[To do] Filter the data below for the string "股朋指标网" and copy each matching line.

[Data to process]

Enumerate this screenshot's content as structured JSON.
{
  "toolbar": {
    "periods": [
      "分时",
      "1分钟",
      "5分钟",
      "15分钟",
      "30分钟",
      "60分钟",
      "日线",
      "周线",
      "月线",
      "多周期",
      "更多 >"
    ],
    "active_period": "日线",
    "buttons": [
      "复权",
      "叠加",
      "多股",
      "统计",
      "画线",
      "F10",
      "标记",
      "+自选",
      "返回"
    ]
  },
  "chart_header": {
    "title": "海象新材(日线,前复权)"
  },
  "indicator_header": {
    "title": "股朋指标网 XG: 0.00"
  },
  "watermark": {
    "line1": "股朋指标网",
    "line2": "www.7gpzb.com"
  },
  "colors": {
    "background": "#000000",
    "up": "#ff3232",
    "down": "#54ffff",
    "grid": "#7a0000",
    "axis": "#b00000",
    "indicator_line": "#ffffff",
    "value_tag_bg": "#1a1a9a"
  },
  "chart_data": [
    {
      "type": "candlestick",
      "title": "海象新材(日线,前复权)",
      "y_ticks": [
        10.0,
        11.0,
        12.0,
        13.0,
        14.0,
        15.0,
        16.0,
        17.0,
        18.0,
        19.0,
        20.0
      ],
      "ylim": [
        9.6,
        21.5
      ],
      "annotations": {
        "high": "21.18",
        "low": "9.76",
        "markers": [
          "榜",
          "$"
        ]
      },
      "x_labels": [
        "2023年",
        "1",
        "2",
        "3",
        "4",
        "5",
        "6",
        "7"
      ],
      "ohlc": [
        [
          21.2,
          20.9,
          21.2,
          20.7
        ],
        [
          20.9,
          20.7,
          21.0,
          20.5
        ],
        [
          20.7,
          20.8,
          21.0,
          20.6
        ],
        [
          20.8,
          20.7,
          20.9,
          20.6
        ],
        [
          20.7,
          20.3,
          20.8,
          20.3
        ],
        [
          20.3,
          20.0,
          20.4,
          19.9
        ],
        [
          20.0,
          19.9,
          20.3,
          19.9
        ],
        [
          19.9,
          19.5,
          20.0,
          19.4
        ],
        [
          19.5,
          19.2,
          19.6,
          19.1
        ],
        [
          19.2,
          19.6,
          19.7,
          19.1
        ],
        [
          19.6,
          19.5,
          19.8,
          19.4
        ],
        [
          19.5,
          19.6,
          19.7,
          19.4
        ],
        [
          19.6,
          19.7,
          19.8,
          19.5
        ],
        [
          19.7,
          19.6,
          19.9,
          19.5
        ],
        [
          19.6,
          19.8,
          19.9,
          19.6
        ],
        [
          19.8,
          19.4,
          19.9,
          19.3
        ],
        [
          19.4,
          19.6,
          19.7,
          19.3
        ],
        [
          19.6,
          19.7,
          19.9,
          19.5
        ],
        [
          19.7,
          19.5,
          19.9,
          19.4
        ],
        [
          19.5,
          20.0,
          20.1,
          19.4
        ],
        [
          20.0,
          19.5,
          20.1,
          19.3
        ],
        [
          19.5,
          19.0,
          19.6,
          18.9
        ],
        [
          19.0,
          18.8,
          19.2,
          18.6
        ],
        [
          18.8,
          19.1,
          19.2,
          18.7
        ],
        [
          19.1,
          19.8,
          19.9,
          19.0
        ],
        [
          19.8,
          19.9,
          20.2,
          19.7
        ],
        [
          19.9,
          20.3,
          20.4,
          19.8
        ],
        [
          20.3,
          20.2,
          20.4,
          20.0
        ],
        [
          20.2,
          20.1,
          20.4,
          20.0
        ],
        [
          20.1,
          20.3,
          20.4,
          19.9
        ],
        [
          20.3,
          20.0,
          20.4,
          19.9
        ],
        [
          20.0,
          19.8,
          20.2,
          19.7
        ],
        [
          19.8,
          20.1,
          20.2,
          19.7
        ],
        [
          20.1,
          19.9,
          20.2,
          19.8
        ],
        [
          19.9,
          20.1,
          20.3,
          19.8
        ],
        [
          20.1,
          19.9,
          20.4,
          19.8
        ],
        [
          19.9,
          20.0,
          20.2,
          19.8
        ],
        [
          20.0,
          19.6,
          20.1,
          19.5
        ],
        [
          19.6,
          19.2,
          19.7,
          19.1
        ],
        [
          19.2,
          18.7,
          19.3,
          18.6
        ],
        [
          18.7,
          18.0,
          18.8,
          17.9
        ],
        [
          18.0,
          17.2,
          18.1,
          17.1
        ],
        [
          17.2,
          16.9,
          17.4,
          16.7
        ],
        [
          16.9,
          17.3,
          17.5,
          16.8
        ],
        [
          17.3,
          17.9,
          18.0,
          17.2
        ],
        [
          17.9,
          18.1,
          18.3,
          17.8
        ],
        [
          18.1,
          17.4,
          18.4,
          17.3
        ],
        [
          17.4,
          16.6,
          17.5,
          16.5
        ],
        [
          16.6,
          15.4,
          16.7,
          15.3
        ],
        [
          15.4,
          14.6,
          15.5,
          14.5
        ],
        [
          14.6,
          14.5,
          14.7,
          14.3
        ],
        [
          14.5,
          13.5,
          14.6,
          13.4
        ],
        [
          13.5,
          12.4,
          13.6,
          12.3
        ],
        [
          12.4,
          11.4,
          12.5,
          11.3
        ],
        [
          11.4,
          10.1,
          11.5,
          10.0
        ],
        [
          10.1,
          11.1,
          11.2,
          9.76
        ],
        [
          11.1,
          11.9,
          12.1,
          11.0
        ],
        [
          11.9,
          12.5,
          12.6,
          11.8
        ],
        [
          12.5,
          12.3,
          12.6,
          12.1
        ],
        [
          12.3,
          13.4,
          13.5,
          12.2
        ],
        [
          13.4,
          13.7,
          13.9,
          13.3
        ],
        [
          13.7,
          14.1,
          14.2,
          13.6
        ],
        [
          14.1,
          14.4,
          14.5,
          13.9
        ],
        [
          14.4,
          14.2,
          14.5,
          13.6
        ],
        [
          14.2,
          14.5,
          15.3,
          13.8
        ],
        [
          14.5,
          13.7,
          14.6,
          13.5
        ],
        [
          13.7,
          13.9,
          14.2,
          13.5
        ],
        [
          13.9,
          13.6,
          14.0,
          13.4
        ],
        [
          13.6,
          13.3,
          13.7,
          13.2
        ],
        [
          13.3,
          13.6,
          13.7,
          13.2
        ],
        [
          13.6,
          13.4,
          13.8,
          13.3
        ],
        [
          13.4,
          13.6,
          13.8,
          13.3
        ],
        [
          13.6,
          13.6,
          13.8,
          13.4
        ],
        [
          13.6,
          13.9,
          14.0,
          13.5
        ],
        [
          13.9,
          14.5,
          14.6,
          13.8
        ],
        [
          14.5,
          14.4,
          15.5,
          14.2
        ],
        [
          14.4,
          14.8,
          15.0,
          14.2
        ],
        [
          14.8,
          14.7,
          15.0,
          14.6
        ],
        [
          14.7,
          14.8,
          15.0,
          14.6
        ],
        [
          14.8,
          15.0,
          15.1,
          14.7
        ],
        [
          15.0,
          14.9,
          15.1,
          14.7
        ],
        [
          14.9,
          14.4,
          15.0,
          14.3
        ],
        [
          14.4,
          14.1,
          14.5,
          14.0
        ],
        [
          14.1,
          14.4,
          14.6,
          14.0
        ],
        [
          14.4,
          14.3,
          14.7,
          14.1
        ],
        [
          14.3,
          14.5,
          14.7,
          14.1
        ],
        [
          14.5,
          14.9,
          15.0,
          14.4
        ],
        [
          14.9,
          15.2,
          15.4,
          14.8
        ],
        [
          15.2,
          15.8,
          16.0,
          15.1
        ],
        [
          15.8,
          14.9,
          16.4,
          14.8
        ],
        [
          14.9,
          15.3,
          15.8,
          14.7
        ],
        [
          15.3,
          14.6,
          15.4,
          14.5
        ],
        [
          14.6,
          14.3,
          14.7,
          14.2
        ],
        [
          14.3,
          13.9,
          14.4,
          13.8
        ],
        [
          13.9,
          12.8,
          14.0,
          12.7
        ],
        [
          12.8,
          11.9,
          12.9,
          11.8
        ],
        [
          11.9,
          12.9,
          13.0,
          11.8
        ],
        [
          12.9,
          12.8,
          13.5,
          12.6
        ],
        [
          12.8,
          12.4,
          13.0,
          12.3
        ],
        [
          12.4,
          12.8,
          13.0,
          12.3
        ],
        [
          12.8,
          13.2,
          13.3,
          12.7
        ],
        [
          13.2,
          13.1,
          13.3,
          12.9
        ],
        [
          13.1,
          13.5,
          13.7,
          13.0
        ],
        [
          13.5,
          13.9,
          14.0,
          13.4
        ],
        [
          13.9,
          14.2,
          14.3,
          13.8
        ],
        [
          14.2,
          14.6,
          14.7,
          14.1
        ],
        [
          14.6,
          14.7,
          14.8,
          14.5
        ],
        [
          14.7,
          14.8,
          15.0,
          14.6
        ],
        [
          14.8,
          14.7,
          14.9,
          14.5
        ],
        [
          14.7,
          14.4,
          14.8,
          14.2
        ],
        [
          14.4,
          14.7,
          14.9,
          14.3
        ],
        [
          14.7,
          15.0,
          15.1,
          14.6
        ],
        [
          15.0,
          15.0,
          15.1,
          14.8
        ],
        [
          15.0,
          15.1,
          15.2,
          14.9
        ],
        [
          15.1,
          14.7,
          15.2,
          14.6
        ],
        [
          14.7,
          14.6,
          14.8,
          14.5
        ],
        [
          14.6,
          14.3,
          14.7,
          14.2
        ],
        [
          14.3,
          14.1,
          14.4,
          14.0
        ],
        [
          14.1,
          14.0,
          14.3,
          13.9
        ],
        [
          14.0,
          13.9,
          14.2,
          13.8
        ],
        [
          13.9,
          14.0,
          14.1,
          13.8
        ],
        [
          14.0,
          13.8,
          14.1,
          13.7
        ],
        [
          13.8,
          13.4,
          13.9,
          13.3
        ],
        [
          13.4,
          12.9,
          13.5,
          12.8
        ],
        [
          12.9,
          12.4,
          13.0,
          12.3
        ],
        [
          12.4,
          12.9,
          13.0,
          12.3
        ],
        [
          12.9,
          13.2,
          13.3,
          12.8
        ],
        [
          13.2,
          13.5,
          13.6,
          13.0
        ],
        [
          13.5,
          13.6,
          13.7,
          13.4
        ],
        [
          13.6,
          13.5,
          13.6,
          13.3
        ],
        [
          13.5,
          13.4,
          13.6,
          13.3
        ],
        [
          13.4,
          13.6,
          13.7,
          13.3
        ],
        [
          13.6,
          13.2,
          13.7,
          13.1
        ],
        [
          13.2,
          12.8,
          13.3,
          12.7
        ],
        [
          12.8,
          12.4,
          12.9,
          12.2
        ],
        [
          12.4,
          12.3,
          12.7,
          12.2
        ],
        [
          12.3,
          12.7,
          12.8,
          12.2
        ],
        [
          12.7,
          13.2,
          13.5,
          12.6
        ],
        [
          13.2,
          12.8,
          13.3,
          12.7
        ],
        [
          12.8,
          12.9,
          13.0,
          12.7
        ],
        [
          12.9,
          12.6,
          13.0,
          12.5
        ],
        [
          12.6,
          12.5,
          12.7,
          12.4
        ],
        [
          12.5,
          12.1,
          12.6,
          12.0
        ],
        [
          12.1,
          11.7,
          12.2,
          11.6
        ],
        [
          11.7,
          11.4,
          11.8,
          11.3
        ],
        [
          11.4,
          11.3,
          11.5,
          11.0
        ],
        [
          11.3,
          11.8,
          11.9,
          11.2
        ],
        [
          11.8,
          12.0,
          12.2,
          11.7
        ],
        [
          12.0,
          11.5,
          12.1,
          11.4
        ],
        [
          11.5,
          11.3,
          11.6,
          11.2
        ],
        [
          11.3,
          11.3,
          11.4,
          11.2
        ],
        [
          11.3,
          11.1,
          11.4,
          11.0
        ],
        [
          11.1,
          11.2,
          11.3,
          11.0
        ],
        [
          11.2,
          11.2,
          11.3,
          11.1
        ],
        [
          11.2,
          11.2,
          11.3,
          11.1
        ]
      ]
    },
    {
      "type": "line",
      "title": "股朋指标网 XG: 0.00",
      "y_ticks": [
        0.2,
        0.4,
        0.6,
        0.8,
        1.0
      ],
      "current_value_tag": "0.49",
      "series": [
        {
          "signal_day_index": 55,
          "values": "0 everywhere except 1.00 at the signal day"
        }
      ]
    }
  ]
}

[Answer to the exercise]
    "title": "股朋指标网 XG: 0.00"
    "line1": "股朋指标网",
      "title": "股朋指标网 XG: 0.00",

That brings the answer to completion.